Work to complete: Repeat the records below exactly.

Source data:
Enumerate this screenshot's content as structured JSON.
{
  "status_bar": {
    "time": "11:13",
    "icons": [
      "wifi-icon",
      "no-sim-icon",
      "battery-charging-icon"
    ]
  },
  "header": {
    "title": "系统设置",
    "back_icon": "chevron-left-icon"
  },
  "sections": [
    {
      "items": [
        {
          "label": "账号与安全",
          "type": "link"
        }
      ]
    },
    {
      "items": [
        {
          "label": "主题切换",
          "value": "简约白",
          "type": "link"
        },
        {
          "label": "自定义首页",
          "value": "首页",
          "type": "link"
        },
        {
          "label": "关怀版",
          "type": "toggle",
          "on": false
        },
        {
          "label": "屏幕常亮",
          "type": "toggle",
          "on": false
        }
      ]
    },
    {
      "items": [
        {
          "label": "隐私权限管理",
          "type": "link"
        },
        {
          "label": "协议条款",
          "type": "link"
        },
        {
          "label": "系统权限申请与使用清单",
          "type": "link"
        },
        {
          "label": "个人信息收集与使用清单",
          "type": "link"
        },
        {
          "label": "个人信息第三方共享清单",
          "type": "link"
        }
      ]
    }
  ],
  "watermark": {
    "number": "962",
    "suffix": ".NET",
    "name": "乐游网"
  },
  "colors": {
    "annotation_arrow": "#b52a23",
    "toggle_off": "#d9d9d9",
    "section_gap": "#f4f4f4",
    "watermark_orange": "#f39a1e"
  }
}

Solution for this problem:
Enumerate this screenshot's content as structured JSON.
{
  "status_bar": {
    "time": "11:13",
    "icons": [
      "wifi-icon",
      "no-sim-icon",
      "battery-charging-icon"
    ]
  },
  "header": {
    "title": "系统设置",
    "back_icon": "chevron-left-icon"
  },
  "sections": [
    {
      "items": [
        {
          "label": "账号与安全",
          "type": "link"
        }
      ]
    },
    {
      "items": [
        {
          "label": "主题切换",
          "value": "简约白",
          "type": "link"
        },
        {
          "label": "自定义首页",
          "value": "首页",
          "type": "link"
        },
        {
          "label": "关怀版",
          "type": "toggle",
          "on": false
        },
        {
          "label": "屏幕常亮",
          "type": "toggle",
          "on": false
        }
      ]
    },
    {
      "items": [
        {
          "label": "隐私权限管理",
          "type": "link"
        },
        {
          "label": "协议条款",
          "type": "link"
        },
        {
          "label": "系统权限申请与使用清单",
          "type": "link"
        },
        {
          "label": "个人信息收集与使用清单",
          "type": "link"
        },
        {
          "label": "个人信息第三方共享清单",
          "type": "link"
        }
      ]
    }
  ],
  "watermark": {
    "number": "962",
    "suffix": ".NET",
    "name": "乐游网"
  },
  "colors": {
    "annotation_arrow": "#b52a23",
    "toggle_off": "#d9d9d9",
    "section_gap": "#f4f4f4",
    "watermark_orange": "#f39a1e"
  }
}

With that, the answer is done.